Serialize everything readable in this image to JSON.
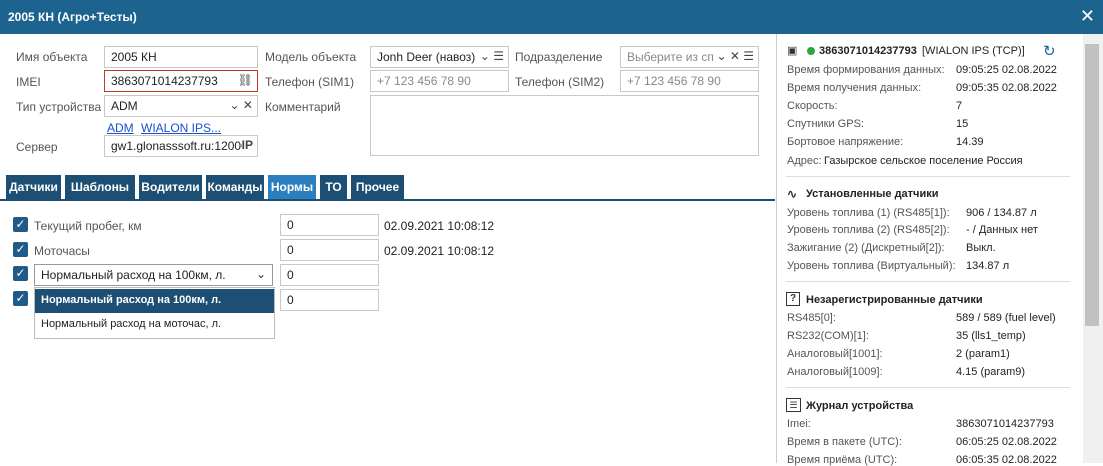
{
  "window": {
    "title": "2005 КН (Агро+Тесты)",
    "close_icon": "close-icon"
  },
  "form": {
    "name_label": "Имя объекта",
    "name_value": "2005 КН",
    "imei_label": "IMEI",
    "imei_value": "3863071014237793",
    "device_type_label": "Тип устройства",
    "device_type_value": "ADM",
    "link_adm": "ADM",
    "link_wialon": "WIALON IPS...",
    "server_label": "Сервер",
    "server_value": "gw1.glonasssoft.ru:12000",
    "server_badge": "IP",
    "model_label": "Модель объекта",
    "model_value": "Jonh Deer (навоз)",
    "phone1_label": "Телефон (SIM1)",
    "phone1_placeholder": "+7 123 456 78 90",
    "comment_label": "Комментарий",
    "division_label": "Подразделение",
    "division_placeholder": "Выберите из сп",
    "phone2_label": "Телефон (SIM2)",
    "phone2_placeholder": "+7 123 456 78 90"
  },
  "tabs": [
    "Датчики",
    "Шаблоны",
    "Водители",
    "Команды",
    "Нормы",
    "ТО",
    "Прочее"
  ],
  "active_tab": "Нормы",
  "norms": {
    "row1_label": "Текущий пробег, км",
    "row1_value": "0",
    "row1_date": "02.09.2021 10:08:12",
    "row2_label": "Моточасы",
    "row2_value": "0",
    "row2_date": "02.09.2021 10:08:12",
    "row3_select": "Нормальный расход на 100км, л.",
    "row3_value": "0",
    "row4_value": "0",
    "dropdown_options": [
      "Нормальный расход на 100км, л.",
      "Нормальный расход на моточас, л."
    ]
  },
  "device": {
    "id": "3863071014237793",
    "protocol": "[WIALON IPS (TCP)]",
    "status_color": "#27a844",
    "rows": [
      {
        "label": "Время формирования данных:",
        "value": "09:05:25 02.08.2022"
      },
      {
        "label": "Время получения данных:",
        "value": "09:05:35 02.08.2022"
      },
      {
        "label": "Скорость:",
        "value": "7"
      },
      {
        "label": "Спутники GPS:",
        "value": "15"
      },
      {
        "label": "Бортовое напряжение:",
        "value": "14.39"
      }
    ],
    "address_label": "Адрес:",
    "address_value": "Газырское сельское поселение Россия"
  },
  "installed": {
    "title": "Установленные датчики",
    "rows": [
      {
        "label": "Уровень топлива (1) (RS485[1]):",
        "value": "906 / 134.87 л"
      },
      {
        "label": "Уровень топлива (2) (RS485[2]):",
        "value": "- / Данных нет"
      },
      {
        "label": "Зажигание (2) (Дискретный[2]):",
        "value": "Выкл."
      },
      {
        "label": "Уровень топлива (Виртуальный):",
        "value": "134.87 л"
      }
    ]
  },
  "unregistered": {
    "title": "Незарегистрированные датчики",
    "rows": [
      {
        "label": "RS485[0]:",
        "value": "589 / 589 (fuel level)"
      },
      {
        "label": "RS232(COM)[1]:",
        "value": "35 (lls1_temp)"
      },
      {
        "label": "Аналоговый[1001]:",
        "value": "2 (param1)"
      },
      {
        "label": "Аналоговый[1009]:",
        "value": "4.15 (param9)"
      }
    ]
  },
  "journal": {
    "title": "Журнал устройства",
    "rows": [
      {
        "label": "Imei:",
        "value": "3863071014237793"
      },
      {
        "label": "Время в пакете (UTC):",
        "value": "06:05:25 02.08.2022"
      },
      {
        "label": "Время приёма (UTC):",
        "value": "06:05:35 02.08.2022"
      }
    ]
  }
}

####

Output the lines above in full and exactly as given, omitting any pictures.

Output
Serialize everything readable in this image to JSON.
{
  "window": {
    "title": "2005 КН (Агро+Тесты)",
    "close_icon": "close-icon"
  },
  "form": {
    "name_label": "Имя объекта",
    "name_value": "2005 КН",
    "imei_label": "IMEI",
    "imei_value": "3863071014237793",
    "device_type_label": "Тип устройства",
    "device_type_value": "ADM",
    "link_adm": "ADM",
    "link_wialon": "WIALON IPS...",
    "server_label": "Сервер",
    "server_value": "gw1.glonasssoft.ru:12000",
    "server_badge": "IP",
    "model_label": "Модель объекта",
    "model_value": "Jonh Deer (навоз)",
    "phone1_label": "Телефон (SIM1)",
    "phone1_placeholder": "+7 123 456 78 90",
    "comment_label": "Комментарий",
    "division_label": "Подразделение",
    "division_placeholder": "Выберите из сп",
    "phone2_label": "Телефон (SIM2)",
    "phone2_placeholder": "+7 123 456 78 90"
  },
  "tabs": [
    "Датчики",
    "Шаблоны",
    "Водители",
    "Команды",
    "Нормы",
    "ТО",
    "Прочее"
  ],
  "active_tab": "Нормы",
  "norms": {
    "row1_label": "Текущий пробег, км",
    "row1_value": "0",
    "row1_date": "02.09.2021 10:08:12",
    "row2_label": "Моточасы",
    "row2_value": "0",
    "row2_date": "02.09.2021 10:08:12",
    "row3_select": "Нормальный расход на 100км, л.",
    "row3_value": "0",
    "row4_value": "0",
    "dropdown_options": [
      "Нормальный расход на 100км, л.",
      "Нормальный расход на моточас, л."
    ]
  },
  "device": {
    "id": "3863071014237793",
    "protocol": "[WIALON IPS (TCP)]",
    "status_color": "#27a844",
    "rows": [
      {
        "label": "Время формирования данных:",
        "value": "09:05:25 02.08.2022"
      },
      {
        "label": "Время получения данных:",
        "value": "09:05:35 02.08.2022"
      },
      {
        "label": "Скорость:",
        "value": "7"
      },
      {
        "label": "Спутники GPS:",
        "value": "15"
      },
      {
        "label": "Бортовое напряжение:",
        "value": "14.39"
      }
    ],
    "address_label": "Адрес:",
    "address_value": "Газырское сельское поселение Россия"
  },
  "installed": {
    "title": "Установленные датчики",
    "rows": [
      {
        "label": "Уровень топлива (1) (RS485[1]):",
        "value": "906 / 134.87 л"
      },
      {
        "label": "Уровень топлива (2) (RS485[2]):",
        "value": "- / Данных нет"
      },
      {
        "label": "Зажигание (2) (Дискретный[2]):",
        "value": "Выкл."
      },
      {
        "label": "Уровень топлива (Виртуальный):",
        "value": "134.87 л"
      }
    ]
  },
  "unregistered": {
    "title": "Незарегистрированные датчики",
    "rows": [
      {
        "label": "RS485[0]:",
        "value": "589 / 589 (fuel level)"
      },
      {
        "label": "RS232(COM)[1]:",
        "value": "35 (lls1_temp)"
      },
      {
        "label": "Аналоговый[1001]:",
        "value": "2 (param1)"
      },
      {
        "label": "Аналоговый[1009]:",
        "value": "4.15 (param9)"
      }
    ]
  },
  "journal": {
    "title": "Журнал устройства",
    "rows": [
      {
        "label": "Imei:",
        "value": "3863071014237793"
      },
      {
        "label": "Время в пакете (UTC):",
        "value": "06:05:25 02.08.2022"
      },
      {
        "label": "Время приёма (UTC):",
        "value": "06:05:35 02.08.2022"
      }
    ]
  }
}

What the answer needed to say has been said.